(* Determine integrand for the inverse Fourier transform *)
(* https://stats.stackexchange.com/questions/104491/how-to-find-a-density-from-a-characteristic-function *)
(* Drop the imaginary term as it will integrate to zero *)
integrand = ComplexExpand[ReIm[Exp[-I z t] cf1 cf2]][[1]]/(2 π) // Together // FullSimplify

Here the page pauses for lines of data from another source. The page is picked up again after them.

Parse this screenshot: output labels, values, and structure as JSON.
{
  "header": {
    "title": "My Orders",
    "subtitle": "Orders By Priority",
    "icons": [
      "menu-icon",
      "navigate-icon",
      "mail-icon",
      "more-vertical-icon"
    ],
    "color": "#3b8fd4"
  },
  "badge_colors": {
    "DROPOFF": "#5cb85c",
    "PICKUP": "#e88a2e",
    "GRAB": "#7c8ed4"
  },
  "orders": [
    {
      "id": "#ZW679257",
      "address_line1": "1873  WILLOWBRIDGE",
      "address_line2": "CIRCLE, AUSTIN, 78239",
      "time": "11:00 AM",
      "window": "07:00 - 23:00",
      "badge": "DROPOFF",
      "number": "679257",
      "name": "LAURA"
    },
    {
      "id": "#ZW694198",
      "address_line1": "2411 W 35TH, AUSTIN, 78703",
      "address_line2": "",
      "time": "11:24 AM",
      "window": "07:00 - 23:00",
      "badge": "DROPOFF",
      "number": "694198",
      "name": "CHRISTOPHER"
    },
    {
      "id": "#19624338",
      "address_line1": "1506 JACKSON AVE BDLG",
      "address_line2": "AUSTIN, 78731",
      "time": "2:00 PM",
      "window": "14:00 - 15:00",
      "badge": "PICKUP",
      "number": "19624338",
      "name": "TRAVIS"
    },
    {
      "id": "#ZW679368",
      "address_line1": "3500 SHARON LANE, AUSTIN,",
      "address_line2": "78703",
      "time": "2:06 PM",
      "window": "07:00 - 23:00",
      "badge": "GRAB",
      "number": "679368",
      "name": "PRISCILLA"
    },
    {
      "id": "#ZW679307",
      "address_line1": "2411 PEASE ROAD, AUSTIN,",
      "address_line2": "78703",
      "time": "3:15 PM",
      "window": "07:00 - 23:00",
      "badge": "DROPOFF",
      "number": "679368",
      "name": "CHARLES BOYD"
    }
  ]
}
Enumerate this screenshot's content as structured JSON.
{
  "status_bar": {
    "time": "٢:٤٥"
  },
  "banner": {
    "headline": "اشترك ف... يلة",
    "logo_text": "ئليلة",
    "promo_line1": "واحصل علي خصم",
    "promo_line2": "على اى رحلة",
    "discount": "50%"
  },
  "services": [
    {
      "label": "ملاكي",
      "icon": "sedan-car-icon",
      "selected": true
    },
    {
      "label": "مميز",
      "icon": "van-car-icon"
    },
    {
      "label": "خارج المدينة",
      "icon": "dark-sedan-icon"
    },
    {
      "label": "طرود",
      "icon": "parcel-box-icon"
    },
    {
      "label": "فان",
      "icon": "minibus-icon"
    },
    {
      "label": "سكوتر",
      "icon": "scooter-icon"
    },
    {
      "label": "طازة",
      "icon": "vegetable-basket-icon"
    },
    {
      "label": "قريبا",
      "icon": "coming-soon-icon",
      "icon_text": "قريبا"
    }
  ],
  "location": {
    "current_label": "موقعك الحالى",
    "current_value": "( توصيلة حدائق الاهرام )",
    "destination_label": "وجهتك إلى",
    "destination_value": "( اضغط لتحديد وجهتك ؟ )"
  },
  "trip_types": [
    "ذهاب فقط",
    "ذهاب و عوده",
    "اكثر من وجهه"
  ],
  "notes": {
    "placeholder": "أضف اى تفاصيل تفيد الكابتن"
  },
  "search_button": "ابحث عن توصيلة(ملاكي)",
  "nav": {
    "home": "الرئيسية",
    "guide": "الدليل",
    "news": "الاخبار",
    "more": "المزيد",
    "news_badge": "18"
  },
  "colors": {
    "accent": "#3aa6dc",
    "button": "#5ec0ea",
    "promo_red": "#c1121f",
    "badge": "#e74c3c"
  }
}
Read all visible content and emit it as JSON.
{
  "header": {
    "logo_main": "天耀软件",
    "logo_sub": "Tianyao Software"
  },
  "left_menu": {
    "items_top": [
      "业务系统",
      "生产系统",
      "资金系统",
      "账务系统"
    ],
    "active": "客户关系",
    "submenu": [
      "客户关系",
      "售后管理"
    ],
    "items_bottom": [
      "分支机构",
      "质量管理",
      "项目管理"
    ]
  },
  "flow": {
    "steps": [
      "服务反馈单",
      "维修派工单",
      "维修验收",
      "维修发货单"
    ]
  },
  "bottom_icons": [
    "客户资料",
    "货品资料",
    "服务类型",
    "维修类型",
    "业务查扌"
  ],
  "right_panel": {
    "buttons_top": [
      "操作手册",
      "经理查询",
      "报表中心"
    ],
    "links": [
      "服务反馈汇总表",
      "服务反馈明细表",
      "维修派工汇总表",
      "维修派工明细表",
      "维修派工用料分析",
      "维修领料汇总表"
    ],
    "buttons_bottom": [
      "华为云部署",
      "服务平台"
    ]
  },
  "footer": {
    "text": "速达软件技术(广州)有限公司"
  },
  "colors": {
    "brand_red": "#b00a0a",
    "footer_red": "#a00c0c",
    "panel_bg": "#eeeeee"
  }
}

$$\frac{e^{-\frac{2 t^2 (\text{$\lambda $1}+\text{$\lambda $2})}{4 t^2+1}} \cos \left(\frac{t \left(-\text{$\lambda $1}+\text{$\lambda $2}+4 t^2 z+z\right)}{4 t^2+1}\right)}{8 \pi t^2+2 \pi }$$

(* Define pdf function using numerical integration as there is likely no closed-form solution *)
pdf[z_?NumericQ, λ1_?NumericQ, λ2_?NumericQ] := 
  NIntegrate[(E^(-((2 t^2 (λ1 + λ2))/(1 + 4 t^2))) Cos[(t (z + 4 t^2 z - λ1 + λ2))/(1 + 4 t^2)])/
  (2 π + 8 π t^2), {t, -∞, ∞}]

(* Set parameters *)
parms = {λ1 -> 5, λ2 -> 3};

(* Determine mean and standard deviation of Z for setting plotting limits *)
dist = TransformedDistribution[z1 - z2, 
  {z1 \[Distributed] NoncentralChiSquareDistribution[2, λ1],
   z2 \[Distributed] NoncentralChiSquareDistribution[2, λ2]}] /. parms;
m = Mean[dist];
s = StandardDeviation[dist];

(* Generate a large random sample as a check *)
zz = RandomVariate[dist, 100000];

(* Plot density and histogram *)
Show[Histogram[zz, "FreedmanDiaconis", "PDF",
  Frame -> True, FrameLabel -> {"Z", "Density"}],
  Plot[Evaluate[pdf[z, λ1 /. parms, λ2 /. parms]], {z, m - 4 s, m + 4 s}]]

Density and density histogram


Your Answer

By clicking “Post Your Answer”, you agree to our terms of service and acknowledge you have read our privacy policy.

Not the answer you're looking for? Browse other questions tagged or ask your own question.